The benefits of the statistical-based approach are threefold. Not only do we now have notification for previously unknown attacks, we also have a system that doesnāt need constant signature updates, and we have a method to detect port scans that span extensive timeframes as well.The Statistical Packet Anomaly Detection Engine: Spade
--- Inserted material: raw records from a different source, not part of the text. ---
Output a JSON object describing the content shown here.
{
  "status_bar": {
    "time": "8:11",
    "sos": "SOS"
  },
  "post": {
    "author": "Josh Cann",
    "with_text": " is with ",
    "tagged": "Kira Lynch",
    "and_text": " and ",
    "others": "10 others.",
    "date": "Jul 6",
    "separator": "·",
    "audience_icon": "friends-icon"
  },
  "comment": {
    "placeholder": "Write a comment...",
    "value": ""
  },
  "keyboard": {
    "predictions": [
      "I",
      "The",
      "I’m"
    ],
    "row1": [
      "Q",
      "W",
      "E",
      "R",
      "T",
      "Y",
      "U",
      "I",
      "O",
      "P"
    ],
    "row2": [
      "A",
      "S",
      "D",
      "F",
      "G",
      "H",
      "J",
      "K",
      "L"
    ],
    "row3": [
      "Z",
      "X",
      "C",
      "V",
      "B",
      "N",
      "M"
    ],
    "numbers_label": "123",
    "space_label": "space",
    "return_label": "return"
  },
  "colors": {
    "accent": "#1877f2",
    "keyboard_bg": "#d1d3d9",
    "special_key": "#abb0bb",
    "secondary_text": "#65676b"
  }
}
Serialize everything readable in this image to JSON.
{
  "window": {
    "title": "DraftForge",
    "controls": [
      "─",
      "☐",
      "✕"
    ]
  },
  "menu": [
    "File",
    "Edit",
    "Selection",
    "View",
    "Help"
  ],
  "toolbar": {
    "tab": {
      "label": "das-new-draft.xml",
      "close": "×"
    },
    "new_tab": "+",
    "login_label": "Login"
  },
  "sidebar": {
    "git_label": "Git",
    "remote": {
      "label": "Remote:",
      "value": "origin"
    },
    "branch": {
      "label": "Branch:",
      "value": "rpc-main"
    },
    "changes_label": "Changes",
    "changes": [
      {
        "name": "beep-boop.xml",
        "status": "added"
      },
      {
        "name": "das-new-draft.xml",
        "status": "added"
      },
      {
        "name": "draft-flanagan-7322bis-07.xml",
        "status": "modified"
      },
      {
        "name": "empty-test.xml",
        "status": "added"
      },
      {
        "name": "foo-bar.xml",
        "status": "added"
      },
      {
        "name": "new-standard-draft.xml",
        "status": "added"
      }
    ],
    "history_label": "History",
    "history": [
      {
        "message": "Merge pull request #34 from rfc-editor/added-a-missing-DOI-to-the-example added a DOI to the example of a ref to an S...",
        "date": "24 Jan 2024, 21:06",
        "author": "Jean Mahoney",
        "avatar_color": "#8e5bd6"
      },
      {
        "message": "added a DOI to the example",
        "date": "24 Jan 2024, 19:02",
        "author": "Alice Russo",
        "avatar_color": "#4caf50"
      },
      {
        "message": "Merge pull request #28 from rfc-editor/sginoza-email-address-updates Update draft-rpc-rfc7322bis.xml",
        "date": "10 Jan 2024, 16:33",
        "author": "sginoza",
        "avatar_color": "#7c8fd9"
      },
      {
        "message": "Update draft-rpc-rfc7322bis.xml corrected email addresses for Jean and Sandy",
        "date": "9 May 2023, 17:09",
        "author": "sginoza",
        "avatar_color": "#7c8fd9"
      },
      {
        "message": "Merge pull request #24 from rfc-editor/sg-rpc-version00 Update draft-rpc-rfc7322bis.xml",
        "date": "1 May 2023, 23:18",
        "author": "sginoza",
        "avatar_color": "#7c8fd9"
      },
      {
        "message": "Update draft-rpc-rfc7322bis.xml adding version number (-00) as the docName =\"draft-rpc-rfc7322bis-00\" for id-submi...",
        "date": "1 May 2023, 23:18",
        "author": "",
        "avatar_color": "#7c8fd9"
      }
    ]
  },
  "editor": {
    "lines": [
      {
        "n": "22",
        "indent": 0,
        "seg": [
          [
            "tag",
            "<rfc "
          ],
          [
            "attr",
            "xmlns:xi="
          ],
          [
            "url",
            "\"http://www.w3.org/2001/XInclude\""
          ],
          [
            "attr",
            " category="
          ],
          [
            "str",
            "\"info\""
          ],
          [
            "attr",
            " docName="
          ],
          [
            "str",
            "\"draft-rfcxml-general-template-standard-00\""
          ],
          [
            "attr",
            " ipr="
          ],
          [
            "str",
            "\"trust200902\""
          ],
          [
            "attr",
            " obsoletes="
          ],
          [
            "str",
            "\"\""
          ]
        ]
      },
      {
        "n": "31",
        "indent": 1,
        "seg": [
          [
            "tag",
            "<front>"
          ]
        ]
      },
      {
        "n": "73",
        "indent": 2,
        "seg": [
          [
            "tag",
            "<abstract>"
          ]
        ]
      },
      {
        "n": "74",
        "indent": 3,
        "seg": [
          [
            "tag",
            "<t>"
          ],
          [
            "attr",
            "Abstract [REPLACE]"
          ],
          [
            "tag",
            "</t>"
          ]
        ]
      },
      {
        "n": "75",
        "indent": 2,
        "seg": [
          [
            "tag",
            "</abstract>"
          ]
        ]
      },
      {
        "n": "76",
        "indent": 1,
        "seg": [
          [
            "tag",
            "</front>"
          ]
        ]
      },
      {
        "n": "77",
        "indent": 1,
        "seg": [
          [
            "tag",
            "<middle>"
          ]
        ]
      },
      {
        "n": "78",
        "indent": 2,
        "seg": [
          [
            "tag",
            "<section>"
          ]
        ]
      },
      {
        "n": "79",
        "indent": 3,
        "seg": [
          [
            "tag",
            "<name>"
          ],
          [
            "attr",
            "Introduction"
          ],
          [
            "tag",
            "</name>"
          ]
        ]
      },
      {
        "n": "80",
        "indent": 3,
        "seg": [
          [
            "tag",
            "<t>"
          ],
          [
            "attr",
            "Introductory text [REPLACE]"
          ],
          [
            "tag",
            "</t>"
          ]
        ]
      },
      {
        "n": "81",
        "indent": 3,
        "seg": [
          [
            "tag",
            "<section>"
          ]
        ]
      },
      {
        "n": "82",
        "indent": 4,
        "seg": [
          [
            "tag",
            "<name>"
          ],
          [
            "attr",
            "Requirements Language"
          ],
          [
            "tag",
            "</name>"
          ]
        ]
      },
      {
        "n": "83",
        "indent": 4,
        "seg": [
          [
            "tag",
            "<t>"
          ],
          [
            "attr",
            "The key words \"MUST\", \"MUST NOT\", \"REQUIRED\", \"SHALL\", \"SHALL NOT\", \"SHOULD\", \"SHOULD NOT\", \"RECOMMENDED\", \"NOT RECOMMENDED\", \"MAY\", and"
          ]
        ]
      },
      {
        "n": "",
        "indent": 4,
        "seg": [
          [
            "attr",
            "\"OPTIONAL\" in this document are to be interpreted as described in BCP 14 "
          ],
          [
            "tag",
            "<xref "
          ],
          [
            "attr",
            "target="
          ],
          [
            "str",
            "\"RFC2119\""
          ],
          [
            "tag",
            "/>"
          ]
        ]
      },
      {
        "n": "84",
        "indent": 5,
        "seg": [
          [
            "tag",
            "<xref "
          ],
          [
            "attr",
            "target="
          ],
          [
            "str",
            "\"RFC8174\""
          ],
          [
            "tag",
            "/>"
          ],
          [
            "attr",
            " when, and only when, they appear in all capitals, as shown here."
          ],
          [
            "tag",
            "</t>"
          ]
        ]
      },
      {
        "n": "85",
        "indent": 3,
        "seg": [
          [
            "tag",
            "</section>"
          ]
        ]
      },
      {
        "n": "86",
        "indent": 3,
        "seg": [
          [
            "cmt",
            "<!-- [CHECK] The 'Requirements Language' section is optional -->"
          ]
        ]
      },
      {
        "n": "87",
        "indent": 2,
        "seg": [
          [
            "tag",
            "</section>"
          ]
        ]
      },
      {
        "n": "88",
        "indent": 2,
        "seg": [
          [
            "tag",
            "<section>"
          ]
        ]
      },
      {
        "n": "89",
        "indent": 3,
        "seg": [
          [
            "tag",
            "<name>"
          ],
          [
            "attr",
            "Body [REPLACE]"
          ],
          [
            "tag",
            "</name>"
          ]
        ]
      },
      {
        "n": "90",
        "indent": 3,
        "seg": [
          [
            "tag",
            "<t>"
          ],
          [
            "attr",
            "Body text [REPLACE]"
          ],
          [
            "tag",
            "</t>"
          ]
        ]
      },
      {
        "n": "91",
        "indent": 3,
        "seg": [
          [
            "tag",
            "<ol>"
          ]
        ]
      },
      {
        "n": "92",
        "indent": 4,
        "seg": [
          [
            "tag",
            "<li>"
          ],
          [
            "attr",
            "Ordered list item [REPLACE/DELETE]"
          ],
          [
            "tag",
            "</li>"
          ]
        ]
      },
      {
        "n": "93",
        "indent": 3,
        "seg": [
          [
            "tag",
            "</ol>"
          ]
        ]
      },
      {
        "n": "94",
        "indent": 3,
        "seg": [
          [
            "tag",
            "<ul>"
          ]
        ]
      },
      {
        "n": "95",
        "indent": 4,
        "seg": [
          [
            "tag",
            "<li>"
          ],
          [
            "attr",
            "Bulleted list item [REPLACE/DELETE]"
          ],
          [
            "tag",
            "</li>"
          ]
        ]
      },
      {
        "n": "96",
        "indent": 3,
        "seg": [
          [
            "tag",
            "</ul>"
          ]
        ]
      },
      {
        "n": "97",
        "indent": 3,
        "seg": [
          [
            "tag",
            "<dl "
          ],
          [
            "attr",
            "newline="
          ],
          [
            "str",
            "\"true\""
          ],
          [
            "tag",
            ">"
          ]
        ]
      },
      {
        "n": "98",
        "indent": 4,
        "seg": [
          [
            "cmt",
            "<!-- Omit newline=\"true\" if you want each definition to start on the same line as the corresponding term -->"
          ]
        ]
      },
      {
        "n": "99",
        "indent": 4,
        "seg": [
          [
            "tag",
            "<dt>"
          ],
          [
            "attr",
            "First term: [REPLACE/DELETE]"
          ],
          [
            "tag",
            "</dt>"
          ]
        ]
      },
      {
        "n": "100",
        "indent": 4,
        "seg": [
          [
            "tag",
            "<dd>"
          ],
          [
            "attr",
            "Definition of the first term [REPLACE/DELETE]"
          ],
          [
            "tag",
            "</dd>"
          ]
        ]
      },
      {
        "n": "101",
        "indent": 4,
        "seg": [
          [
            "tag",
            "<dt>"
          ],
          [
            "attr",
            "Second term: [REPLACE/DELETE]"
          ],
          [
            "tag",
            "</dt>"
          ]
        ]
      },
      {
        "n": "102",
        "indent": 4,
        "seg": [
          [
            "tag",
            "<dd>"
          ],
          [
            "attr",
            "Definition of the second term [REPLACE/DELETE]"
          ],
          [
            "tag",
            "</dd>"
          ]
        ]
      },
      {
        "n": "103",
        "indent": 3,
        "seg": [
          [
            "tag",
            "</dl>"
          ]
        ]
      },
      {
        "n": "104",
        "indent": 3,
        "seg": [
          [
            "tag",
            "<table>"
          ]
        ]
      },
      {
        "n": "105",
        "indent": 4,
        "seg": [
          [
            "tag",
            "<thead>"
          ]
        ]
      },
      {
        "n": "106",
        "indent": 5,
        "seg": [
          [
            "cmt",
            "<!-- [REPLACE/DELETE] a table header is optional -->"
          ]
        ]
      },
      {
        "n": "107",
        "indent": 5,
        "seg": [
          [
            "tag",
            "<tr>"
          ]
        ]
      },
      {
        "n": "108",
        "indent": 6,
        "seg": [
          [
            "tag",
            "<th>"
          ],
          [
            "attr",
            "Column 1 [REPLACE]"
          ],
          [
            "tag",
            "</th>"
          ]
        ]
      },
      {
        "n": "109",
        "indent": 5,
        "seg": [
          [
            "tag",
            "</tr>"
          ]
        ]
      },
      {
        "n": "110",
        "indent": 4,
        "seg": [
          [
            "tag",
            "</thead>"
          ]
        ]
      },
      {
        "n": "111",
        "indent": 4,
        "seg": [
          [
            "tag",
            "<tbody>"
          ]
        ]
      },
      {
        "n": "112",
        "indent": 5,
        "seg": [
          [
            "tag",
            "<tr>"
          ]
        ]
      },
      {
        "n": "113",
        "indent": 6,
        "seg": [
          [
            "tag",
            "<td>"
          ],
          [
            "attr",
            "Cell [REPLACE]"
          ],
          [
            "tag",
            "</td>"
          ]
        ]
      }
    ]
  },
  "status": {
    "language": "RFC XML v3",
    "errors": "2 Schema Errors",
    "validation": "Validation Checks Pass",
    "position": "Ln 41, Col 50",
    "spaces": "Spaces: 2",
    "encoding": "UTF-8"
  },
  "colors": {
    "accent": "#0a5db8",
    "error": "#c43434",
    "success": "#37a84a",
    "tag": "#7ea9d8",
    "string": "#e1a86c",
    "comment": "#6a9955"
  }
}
Spade is an anomaly detector publicly released under GNU GPL . It can be downloaded from http://ww.silicondefense.com/software/spice/. Spade is a Snort  preprocessor plug-in. Spade uses joint probability measurements to decide which packets are anomalous. Spade uses Snortās input/output facilities to grab packets and put them into tables, which are used to determine an anomaly score . The anomaly score is assigned by evaluating the source IP, source port, destination IP, and destination port, among others. Based on the user specified threshold level, Spade will either flag the packet or allow it to pass through the network without notification. The threshold setting is critical in Spade because if it is set too high, the user will miss critical packets; if it is too low, the analyst will see many false-positives. Spade also has an option that will perform automatic threshold adjustment to let Spade decide what the critical threshold number should be. Spade can also generate other reports of importance such as a survey about the distribution of anomaly scores and various reports about the feature statistics such as entropy and conditional probabilities. For more specifics on how Spade calculates anomaly scores, threshold numbers, and probabilities, refer to the documentation present on the Silicon Defense web site .
The most critical output for the security analyst
will be the Spade alerts, which look very similar to the Snort alerts.
The list below is comprised of four Spade-generated alerts.
Review the Snort documentation  for specifics on how to read these alerts.